Action item: For the listing that follows, report how many lines contain the string "this", giving the number alone.

=-=-=

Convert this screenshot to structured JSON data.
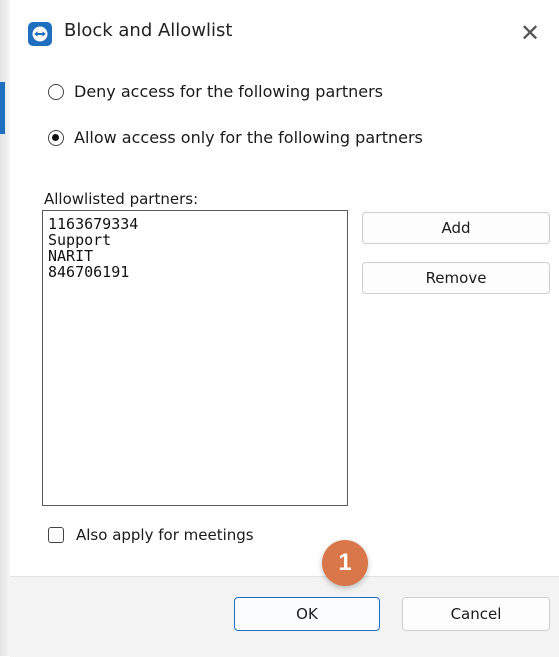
{
  "window": {
    "title": "Block and Allowlist",
    "close_glyph": "✕"
  },
  "options": {
    "deny_label": "Deny access for the following partners",
    "allow_label": "Allow access only for the following partners",
    "selected": "allow"
  },
  "allowlist": {
    "label": "Allowlisted partners:",
    "items": [
      "1163679334",
      "Support",
      "NARIT",
      "846706191"
    ]
  },
  "buttons": {
    "add": "Add",
    "remove": "Remove",
    "ok": "OK",
    "cancel": "Cancel"
  },
  "meetings": {
    "label": "Also apply for meetings",
    "checked": false
  },
  "annotation": {
    "step_number": "1",
    "color": "#d9774a"
  },
  "colors": {
    "accent": "#1f6fc1",
    "ok_border": "#1f6fc1"
  }
}
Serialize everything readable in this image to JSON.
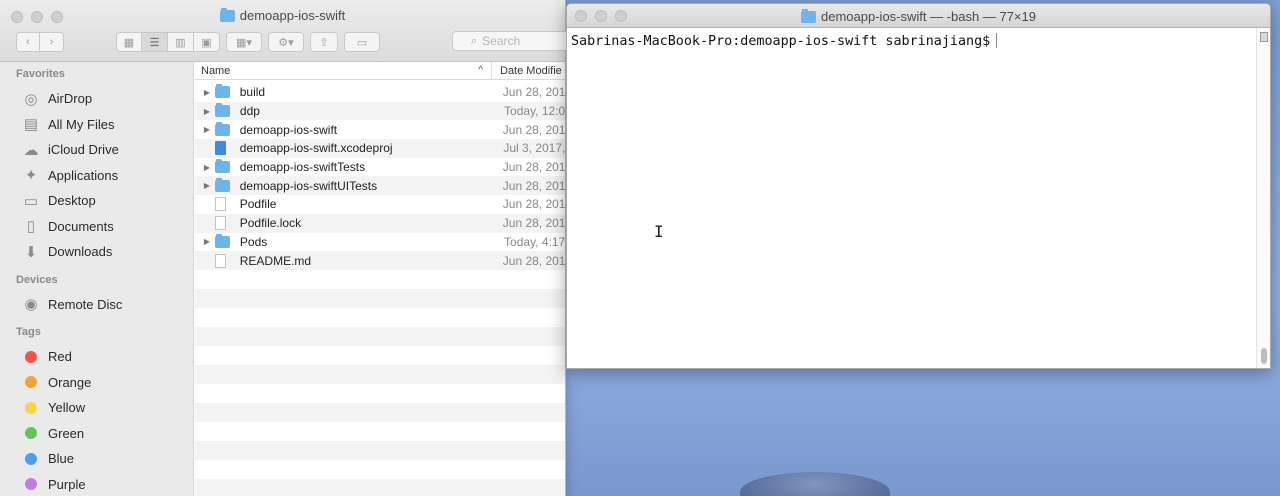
{
  "finder": {
    "title": "demoapp-ios-swift",
    "search_placeholder": "Search",
    "sidebar": {
      "favorites_label": "Favorites",
      "favorites": [
        {
          "label": "AirDrop",
          "icon": "airdrop-icon",
          "glyph": "◎"
        },
        {
          "label": "All My Files",
          "icon": "all-files-icon",
          "glyph": "▤"
        },
        {
          "label": "iCloud Drive",
          "icon": "cloud-icon",
          "glyph": "☁"
        },
        {
          "label": "Applications",
          "icon": "applications-icon",
          "glyph": "✦"
        },
        {
          "label": "Desktop",
          "icon": "desktop-icon",
          "glyph": "▭"
        },
        {
          "label": "Documents",
          "icon": "documents-icon",
          "glyph": "▯"
        },
        {
          "label": "Downloads",
          "icon": "downloads-icon",
          "glyph": "⬇"
        }
      ],
      "devices_label": "Devices",
      "devices": [
        {
          "label": "Remote Disc",
          "icon": "disc-icon",
          "glyph": "◉"
        }
      ],
      "tags_label": "Tags",
      "tags": [
        {
          "label": "Red",
          "color": "#f2544c"
        },
        {
          "label": "Orange",
          "color": "#f4a13c"
        },
        {
          "label": "Yellow",
          "color": "#f5d54a"
        },
        {
          "label": "Green",
          "color": "#62c554"
        },
        {
          "label": "Blue",
          "color": "#4a9ff0"
        },
        {
          "label": "Purple",
          "color": "#c27be0"
        }
      ]
    },
    "columns": {
      "name": "Name",
      "date": "Date Modifie"
    },
    "files": [
      {
        "name": "build",
        "date": "Jun 28, 201",
        "kind": "folder",
        "expandable": true
      },
      {
        "name": "ddp",
        "date": "Today, 12:0",
        "kind": "folder",
        "expandable": true
      },
      {
        "name": "demoapp-ios-swift",
        "date": "Jun 28, 201",
        "kind": "folder",
        "expandable": true
      },
      {
        "name": "demoapp-ios-swift.xcodeproj",
        "date": "Jul 3, 2017,",
        "kind": "project",
        "expandable": false
      },
      {
        "name": "demoapp-ios-swiftTests",
        "date": "Jun 28, 201",
        "kind": "folder",
        "expandable": true
      },
      {
        "name": "demoapp-ios-swiftUITests",
        "date": "Jun 28, 201",
        "kind": "folder",
        "expandable": true
      },
      {
        "name": "Podfile",
        "date": "Jun 28, 201",
        "kind": "doc",
        "expandable": false
      },
      {
        "name": "Podfile.lock",
        "date": "Jun 28, 201",
        "kind": "doc",
        "expandable": false
      },
      {
        "name": "Pods",
        "date": "Today, 4:17",
        "kind": "folder",
        "expandable": true
      },
      {
        "name": "README.md",
        "date": "Jun 28, 201",
        "kind": "doc",
        "expandable": false
      }
    ]
  },
  "terminal": {
    "title": "demoapp-ios-swift — -bash — 77×19",
    "prompt": "Sabrinas-MacBook-Pro:demoapp-ios-swift sabrinajiang$"
  }
}
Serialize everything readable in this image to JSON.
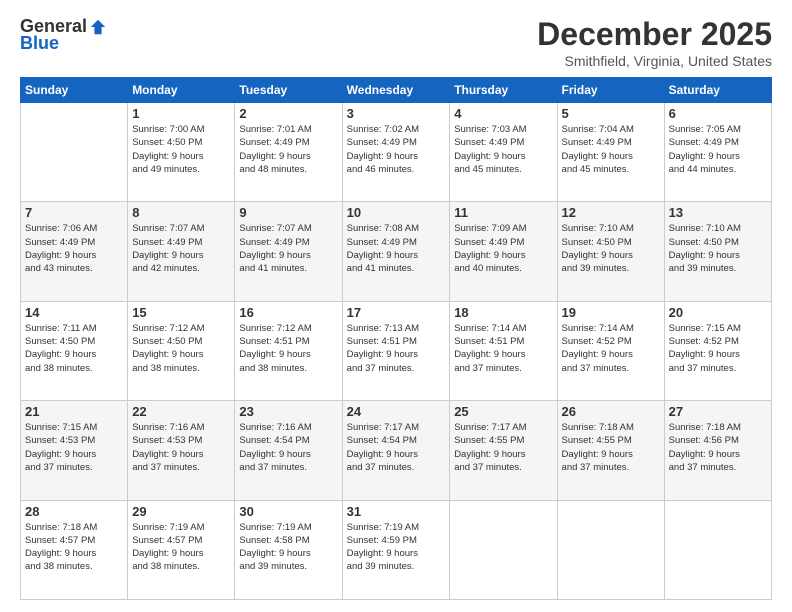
{
  "logo": {
    "general": "General",
    "blue": "Blue"
  },
  "header": {
    "title": "December 2025",
    "location": "Smithfield, Virginia, United States"
  },
  "weekdays": [
    "Sunday",
    "Monday",
    "Tuesday",
    "Wednesday",
    "Thursday",
    "Friday",
    "Saturday"
  ],
  "weeks": [
    [
      {
        "day": "",
        "info": ""
      },
      {
        "day": "1",
        "info": "Sunrise: 7:00 AM\nSunset: 4:50 PM\nDaylight: 9 hours\nand 49 minutes."
      },
      {
        "day": "2",
        "info": "Sunrise: 7:01 AM\nSunset: 4:49 PM\nDaylight: 9 hours\nand 48 minutes."
      },
      {
        "day": "3",
        "info": "Sunrise: 7:02 AM\nSunset: 4:49 PM\nDaylight: 9 hours\nand 46 minutes."
      },
      {
        "day": "4",
        "info": "Sunrise: 7:03 AM\nSunset: 4:49 PM\nDaylight: 9 hours\nand 45 minutes."
      },
      {
        "day": "5",
        "info": "Sunrise: 7:04 AM\nSunset: 4:49 PM\nDaylight: 9 hours\nand 45 minutes."
      },
      {
        "day": "6",
        "info": "Sunrise: 7:05 AM\nSunset: 4:49 PM\nDaylight: 9 hours\nand 44 minutes."
      }
    ],
    [
      {
        "day": "7",
        "info": "Sunrise: 7:06 AM\nSunset: 4:49 PM\nDaylight: 9 hours\nand 43 minutes."
      },
      {
        "day": "8",
        "info": "Sunrise: 7:07 AM\nSunset: 4:49 PM\nDaylight: 9 hours\nand 42 minutes."
      },
      {
        "day": "9",
        "info": "Sunrise: 7:07 AM\nSunset: 4:49 PM\nDaylight: 9 hours\nand 41 minutes."
      },
      {
        "day": "10",
        "info": "Sunrise: 7:08 AM\nSunset: 4:49 PM\nDaylight: 9 hours\nand 41 minutes."
      },
      {
        "day": "11",
        "info": "Sunrise: 7:09 AM\nSunset: 4:49 PM\nDaylight: 9 hours\nand 40 minutes."
      },
      {
        "day": "12",
        "info": "Sunrise: 7:10 AM\nSunset: 4:50 PM\nDaylight: 9 hours\nand 39 minutes."
      },
      {
        "day": "13",
        "info": "Sunrise: 7:10 AM\nSunset: 4:50 PM\nDaylight: 9 hours\nand 39 minutes."
      }
    ],
    [
      {
        "day": "14",
        "info": "Sunrise: 7:11 AM\nSunset: 4:50 PM\nDaylight: 9 hours\nand 38 minutes."
      },
      {
        "day": "15",
        "info": "Sunrise: 7:12 AM\nSunset: 4:50 PM\nDaylight: 9 hours\nand 38 minutes."
      },
      {
        "day": "16",
        "info": "Sunrise: 7:12 AM\nSunset: 4:51 PM\nDaylight: 9 hours\nand 38 minutes."
      },
      {
        "day": "17",
        "info": "Sunrise: 7:13 AM\nSunset: 4:51 PM\nDaylight: 9 hours\nand 37 minutes."
      },
      {
        "day": "18",
        "info": "Sunrise: 7:14 AM\nSunset: 4:51 PM\nDaylight: 9 hours\nand 37 minutes."
      },
      {
        "day": "19",
        "info": "Sunrise: 7:14 AM\nSunset: 4:52 PM\nDaylight: 9 hours\nand 37 minutes."
      },
      {
        "day": "20",
        "info": "Sunrise: 7:15 AM\nSunset: 4:52 PM\nDaylight: 9 hours\nand 37 minutes."
      }
    ],
    [
      {
        "day": "21",
        "info": "Sunrise: 7:15 AM\nSunset: 4:53 PM\nDaylight: 9 hours\nand 37 minutes."
      },
      {
        "day": "22",
        "info": "Sunrise: 7:16 AM\nSunset: 4:53 PM\nDaylight: 9 hours\nand 37 minutes."
      },
      {
        "day": "23",
        "info": "Sunrise: 7:16 AM\nSunset: 4:54 PM\nDaylight: 9 hours\nand 37 minutes."
      },
      {
        "day": "24",
        "info": "Sunrise: 7:17 AM\nSunset: 4:54 PM\nDaylight: 9 hours\nand 37 minutes."
      },
      {
        "day": "25",
        "info": "Sunrise: 7:17 AM\nSunset: 4:55 PM\nDaylight: 9 hours\nand 37 minutes."
      },
      {
        "day": "26",
        "info": "Sunrise: 7:18 AM\nSunset: 4:55 PM\nDaylight: 9 hours\nand 37 minutes."
      },
      {
        "day": "27",
        "info": "Sunrise: 7:18 AM\nSunset: 4:56 PM\nDaylight: 9 hours\nand 37 minutes."
      }
    ],
    [
      {
        "day": "28",
        "info": "Sunrise: 7:18 AM\nSunset: 4:57 PM\nDaylight: 9 hours\nand 38 minutes."
      },
      {
        "day": "29",
        "info": "Sunrise: 7:19 AM\nSunset: 4:57 PM\nDaylight: 9 hours\nand 38 minutes."
      },
      {
        "day": "30",
        "info": "Sunrise: 7:19 AM\nSunset: 4:58 PM\nDaylight: 9 hours\nand 39 minutes."
      },
      {
        "day": "31",
        "info": "Sunrise: 7:19 AM\nSunset: 4:59 PM\nDaylight: 9 hours\nand 39 minutes."
      },
      {
        "day": "",
        "info": ""
      },
      {
        "day": "",
        "info": ""
      },
      {
        "day": "",
        "info": ""
      }
    ]
  ]
}
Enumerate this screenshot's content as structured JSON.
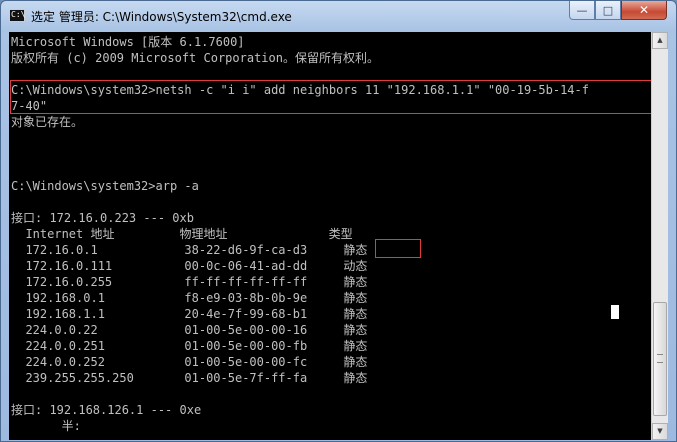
{
  "window": {
    "title": "选定 管理员: C:\\Windows\\System32\\cmd.exe",
    "icon": "cmd-icon",
    "controls": {
      "minimize": "—",
      "maximize": "□",
      "close": "✕"
    }
  },
  "console": {
    "lines": [
      "Microsoft Windows [版本 6.1.7600]",
      "版权所有 (c) 2009 Microsoft Corporation。保留所有权利。",
      "",
      "C:\\Windows\\system32>netsh -c \"i i\" add neighbors 11 \"192.168.1.1\" \"00-19-5b-14-f",
      "7-40\"",
      "对象已存在。",
      "",
      "",
      "",
      "C:\\Windows\\system32>arp -a",
      "",
      "接口: 172.16.0.223 --- 0xb",
      "  Internet 地址         物理地址              类型",
      "  172.16.0.1            38-22-d6-9f-ca-d3     静态",
      "  172.16.0.111          00-0c-06-41-ad-dd     动态",
      "  172.16.0.255          ff-ff-ff-ff-ff-ff     静态",
      "  192.168.0.1           f8-e9-03-8b-0b-9e     静态",
      "  192.168.1.1           20-4e-7f-99-68-b1     静态",
      "  224.0.0.22            01-00-5e-00-00-16     静态",
      "  224.0.0.251           01-00-5e-00-00-fb     静态",
      "  224.0.0.252           01-00-5e-00-00-fc     静态",
      "  239.255.255.250       01-00-5e-7f-ff-fa     静态",
      "",
      "接口: 192.168.126.1 --- 0xe",
      "       半:"
    ]
  },
  "colors": {
    "highlight_border": "#e03a3a",
    "console_bg": "#000000",
    "console_fg": "#c0c0c0"
  }
}
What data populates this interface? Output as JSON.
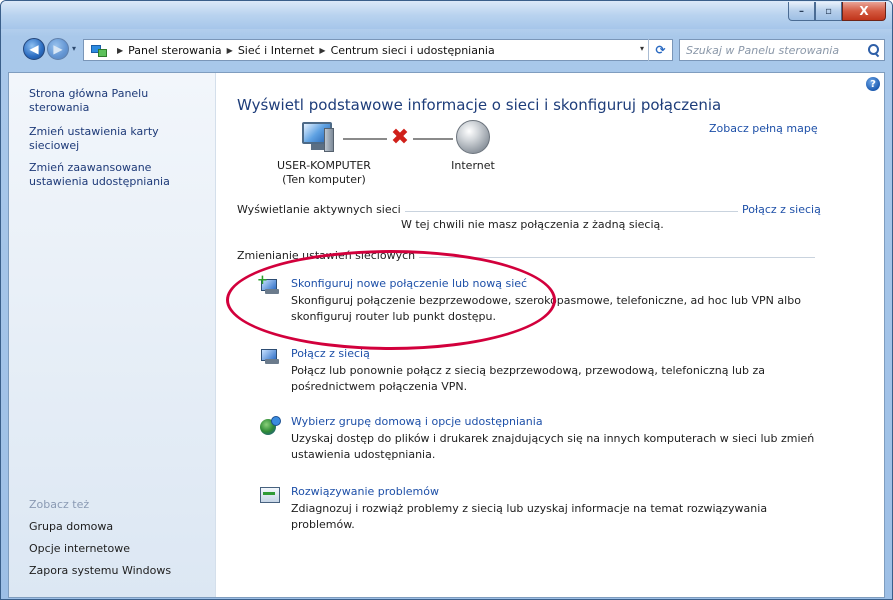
{
  "window": {
    "minimize_glyph": "–",
    "maximize_glyph": "▫",
    "close_glyph": "X"
  },
  "nav": {
    "back_glyph": "◀",
    "forward_glyph": "▶"
  },
  "address": {
    "crumbs": [
      "Panel sterowania",
      "Sieć i Internet",
      "Centrum sieci i udostępniania"
    ],
    "separator": "▶",
    "dropdown_glyph": "▾",
    "refresh_glyph": "⟳"
  },
  "search": {
    "placeholder": "Szukaj w Panelu sterowania"
  },
  "sidebar": {
    "links": [
      "Strona główna Panelu sterowania",
      "Zmień ustawienia karty sieciowej",
      "Zmień zaawansowane ustawienia udostępniania"
    ],
    "see_also_label": "Zobacz też",
    "see_also": [
      "Grupa domowa",
      "Opcje internetowe",
      "Zapora systemu Windows"
    ]
  },
  "main": {
    "help_glyph": "?",
    "title": "Wyświetl podstawowe informacje o sieci i skonfiguruj połączenia",
    "full_map_link": "Zobacz pełną mapę",
    "computer_name": "USER-KOMPUTER",
    "computer_sub": "(Ten komputer)",
    "internet_label": "Internet",
    "disconnected_glyph": "✖",
    "active_networks_heading": "Wyświetlanie aktywnych sieci",
    "connect_link": "Połącz z siecią",
    "no_connection_text": "W tej chwili nie masz połączenia z żadną siecią.",
    "change_settings_heading": "Zmienianie ustawień sieciowych",
    "tasks": [
      {
        "title": "Skonfiguruj nowe połączenie lub nową sieć",
        "desc": "Skonfiguruj połączenie bezprzewodowe, szerokopasmowe, telefoniczne, ad hoc lub VPN albo skonfiguruj router lub punkt dostępu."
      },
      {
        "title": "Połącz z siecią",
        "desc": "Połącz lub ponownie połącz z siecią bezprzewodową, przewodową, telefoniczną lub za pośrednictwem połączenia VPN."
      },
      {
        "title": "Wybierz grupę domową i opcje udostępniania",
        "desc": "Uzyskaj dostęp do plików i drukarek znajdujących się na innych komputerach w sieci lub zmień ustawienia udostępniania."
      },
      {
        "title": "Rozwiązywanie problemów",
        "desc": "Zdiagnozuj i rozwiąż problemy z siecią lub uzyskaj informacje na temat rozwiązywania problemów."
      }
    ]
  }
}
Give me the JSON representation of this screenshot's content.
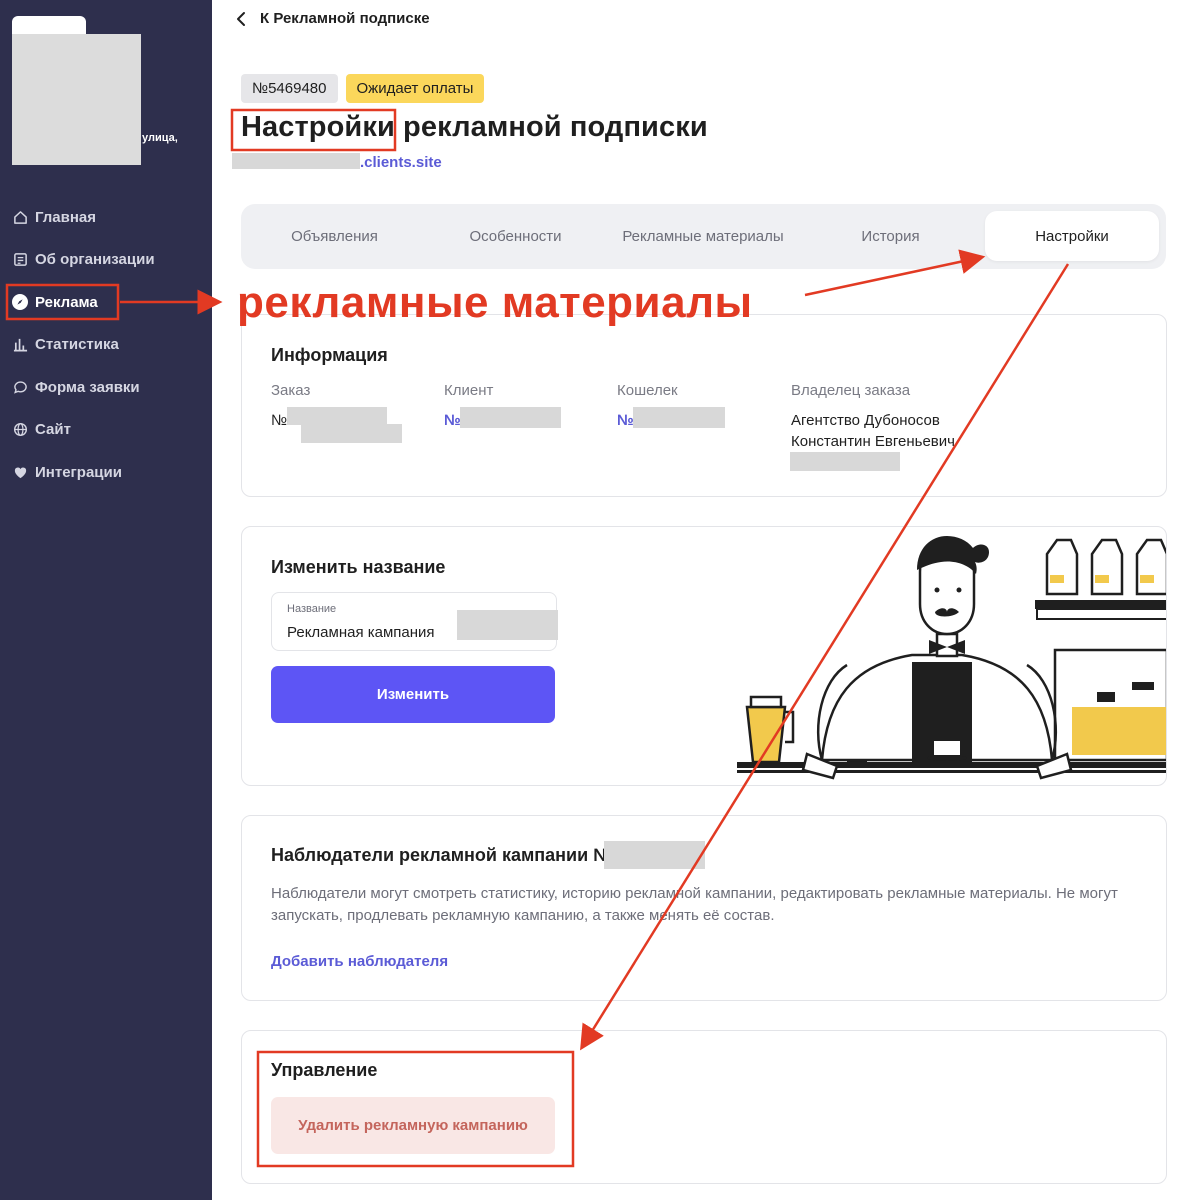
{
  "sidebar": {
    "org_street": "улица,",
    "items": [
      {
        "label": "Главная",
        "icon": "home-icon"
      },
      {
        "label": "Об организации",
        "icon": "document-icon"
      },
      {
        "label": "Реклама",
        "icon": "compass-icon",
        "active": true
      },
      {
        "label": "Статистика",
        "icon": "bar-chart-icon"
      },
      {
        "label": "Форма заявки",
        "icon": "speech-bubble-icon"
      },
      {
        "label": "Сайт",
        "icon": "globe-icon"
      },
      {
        "label": "Интеграции",
        "icon": "heart-icon"
      }
    ]
  },
  "header": {
    "back_label": "К Рекламной подписке",
    "order_id": "№5469480",
    "status": "Ожидает оплаты",
    "title": "Настройки рекламной подписки",
    "site_domain": ".clients.site"
  },
  "tabs": [
    {
      "label": "Объявления"
    },
    {
      "label": "Особенности"
    },
    {
      "label": "Рекламные материалы"
    },
    {
      "label": "История"
    },
    {
      "label": "Настройки",
      "active": true
    }
  ],
  "info": {
    "title": "Информация",
    "order": {
      "label": "Заказ",
      "value": "№"
    },
    "client": {
      "label": "Клиент",
      "value": "№"
    },
    "wallet": {
      "label": "Кошелек",
      "value": "№"
    },
    "owner": {
      "label": "Владелец заказа",
      "line1": "Агентство Дубоносов",
      "line2": "Константин Евгеньевич"
    }
  },
  "rename": {
    "title": "Изменить название",
    "field_label": "Название",
    "field_value": "Рекламная кампания",
    "button": "Изменить"
  },
  "observers": {
    "title": "Наблюдатели рекламной кампании №",
    "description": "Наблюдатели могут смотреть статистику, историю рекламной кампании, редактировать рекламные материалы. Не могут запускать, продлевать рекламную кампанию, а также менять её состав.",
    "add_link": "Добавить наблюдателя"
  },
  "management": {
    "title": "Управление",
    "delete_button": "Удалить рекламную кампанию"
  },
  "annotation": {
    "caption": "рекламные материалы",
    "color": "#e23a23"
  },
  "colors": {
    "sidebar_bg": "#2e2f4d",
    "primary": "#5d55f5",
    "link": "#5b5bd6",
    "status_badge": "#fbd75b",
    "danger_bg": "#f9e7e5"
  }
}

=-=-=

Final answer: 6